Instant National Bestseller
"Excellent." --San Francisco Chronicle
"Brotopia is more than a business book. Silicon Valley holds extraordinary power over our present lives as well as whatever utopia (or nightmare) might come next." --New York Times
Silicon Valley is a modern utopia where anyone can change the world. Unless you're a woman.
For women in tech, Silicon Valley is not a fantasyland of unicorns, virtual reality rainbows, and 3D-printed lollipops, where millions of dollars grow on trees. It's a "Brotopia," where men hold all the cards and make all the rules. Vastly outnumbered, women face toxic workplaces rife with discrimination and sexual harassment, where investors take meetings in hot tubs and network at sex parties.
In this powerful exposé, Bloomberg TV journalist Emily Chang reveals how Silicon Valley got so sexist despite its utopian ideals, why bro culture endures despite decades of companies claiming the moral high ground (Don't Be Evil! Connect the World!)--and how women are finally starting to speak out and fight back.
Drawing on her deep network of Silicon Valley insiders, Chang opens the boardroom doors of male-dominated venture capital firms like Kleiner Perkins, the subject of Ellen Pao's high-profile gender discrimination lawsuit, and Sequoia, where a partner once famously said they "won't lower their standards" just to hire women. Interviews with Facebook COO Sheryl Sandberg, YouTube CEO Susan Wojcicki, and former Yahoo! CEO Marissa Mayer--who got their start at Google, where just one in five engineers is a woman--reveal just how hard it is to crack the Silicon Ceiling. And Chang shows how women such as former Uber engineer Susan Fowler, entrepreneur Niniane Wang, and game developer Brianna Wu, have risked their careers and sometimes their lives to pave a way for other women.
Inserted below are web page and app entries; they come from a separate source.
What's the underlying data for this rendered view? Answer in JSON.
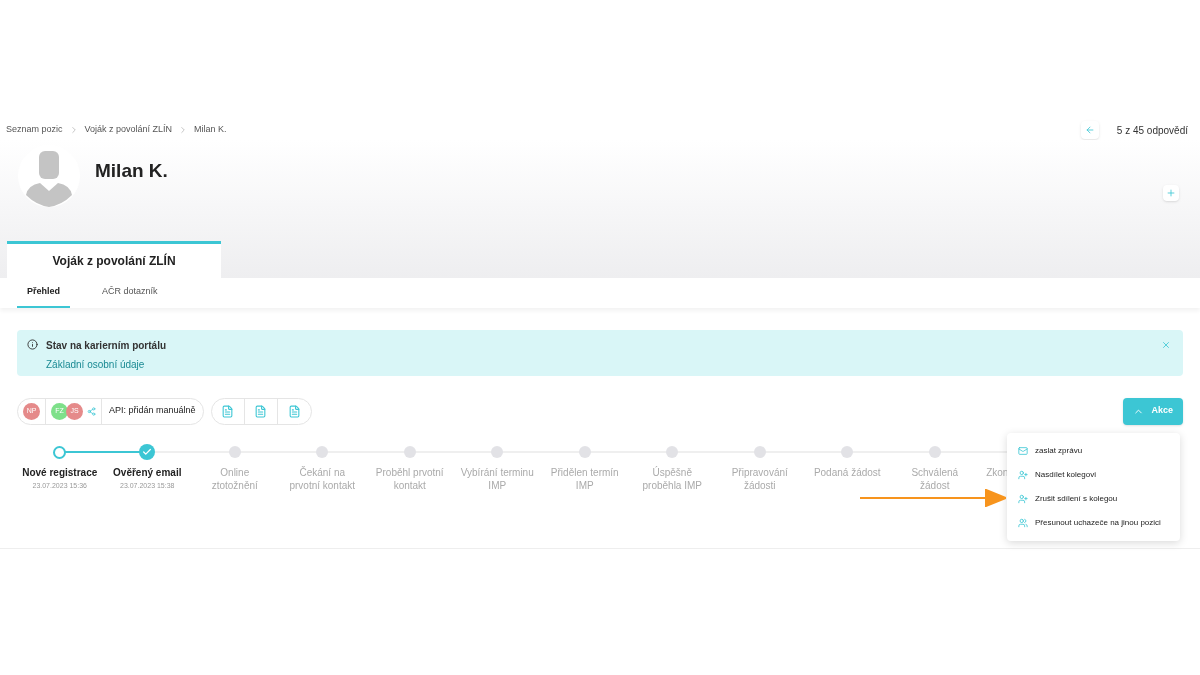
{
  "breadcrumb": [
    "Seznam pozic",
    "Voják z povolání ZLÍN",
    "Milan K."
  ],
  "pager": {
    "text": "5 z 45 odpovědí"
  },
  "candidate": {
    "name": "Milan K."
  },
  "position_tab": {
    "label": "Voják z povolání ZLÍN"
  },
  "tabs": [
    {
      "label": "Přehled",
      "selected": true
    },
    {
      "label": "AČR dotazník",
      "selected": false
    }
  ],
  "alert": {
    "title": "Stav na karierním portálu",
    "text": "Základní osobní údaje"
  },
  "avatars": [
    {
      "initials": "NP",
      "color": "#e58a8a"
    },
    {
      "initials": "FZ",
      "color": "#7ee08a"
    },
    {
      "initials": "JS",
      "color": "#e58a8a"
    }
  ],
  "source": "API: přidán manuálně",
  "actions_button": {
    "label": "Akce",
    "expanded": true
  },
  "steps": [
    {
      "label": "Nové registrace",
      "date": "23.07.2023 15:36",
      "kind": "current"
    },
    {
      "label": "Ověřený email",
      "date": "23.07.2023 15:38",
      "kind": "done"
    },
    {
      "label": "Online ztotožnění",
      "kind": "pending"
    },
    {
      "label": "Čekání na prvotní kontakt",
      "kind": "pending"
    },
    {
      "label": "Proběhl prvotní kontakt",
      "kind": "pending"
    },
    {
      "label": "Vybírání terminu IMP",
      "kind": "pending"
    },
    {
      "label": "Přidělen termín IMP",
      "kind": "pending"
    },
    {
      "label": "Úspěšně proběhla IMP",
      "kind": "pending"
    },
    {
      "label": "Připravování žádosti",
      "kind": "pending"
    },
    {
      "label": "Podaná žádost",
      "kind": "pending"
    },
    {
      "label": "Schválená žádost",
      "kind": "pending"
    },
    {
      "label": "Zkon",
      "kind": "pending"
    }
  ],
  "menu": [
    {
      "label": "zaslat zprávu",
      "kind": "mail"
    },
    {
      "label": "Nasdílet kolegovi",
      "kind": "user-add"
    },
    {
      "label": "Zrušit sdílení s kolegou",
      "kind": "user-add"
    },
    {
      "label": "Přesunout uchazeče na jinou pozici",
      "kind": "users"
    }
  ]
}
Silicon Valley's aggressive, misogynistic, work-at-all costs culture has shut women out of the greatest wealth creation in the history of the world. It's time to break up the boys' club. Emily Chang shows us how to fix this toxic culture--to bring down Brotopia, once and for all.
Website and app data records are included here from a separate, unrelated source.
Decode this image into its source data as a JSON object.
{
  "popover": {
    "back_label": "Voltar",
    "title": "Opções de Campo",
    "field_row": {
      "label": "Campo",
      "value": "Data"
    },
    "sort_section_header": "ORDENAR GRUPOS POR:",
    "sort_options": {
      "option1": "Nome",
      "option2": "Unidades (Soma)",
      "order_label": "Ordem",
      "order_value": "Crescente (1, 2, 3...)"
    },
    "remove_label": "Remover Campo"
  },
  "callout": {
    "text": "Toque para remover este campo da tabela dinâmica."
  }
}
Symptom, but not the cause.
Pages and pages of examples of symptoms, but almost nothing of the cause.
Also devoid of context, like WHY did women have more success during WW2 and the Space Race? (Maybe due to major threats to Americas security? What about other countries today?
Instead her book comes out as an accusing males (most if not all) as animals (well, we are!). Case in point is Lena. It is a high quality photo of woman's face and bit of shoulder used as a bench mark for quality of digital images, the rest of the photo was discarded, thrown away. This book is same, focuses on a small part, missing big picture.
Page 83-5 there is quotes by Ms. Whitney of men who sound just like Sheldon Cooper, or even Dr. Doolittle, male characters with awkward reactions to women (but not suffer ailments depicted in page 102-104. Just awkward around women).
Why is that? Perhaps it is better to look into American culture that at a very early age lays down gender rolls, but lacks social morays, and worse, something Peggy Orenstein eludes to is a castration of girls sexuality so they are unable to standup for themselves.
A good start and I hope author researches more, but leaves a mountain of questions for now.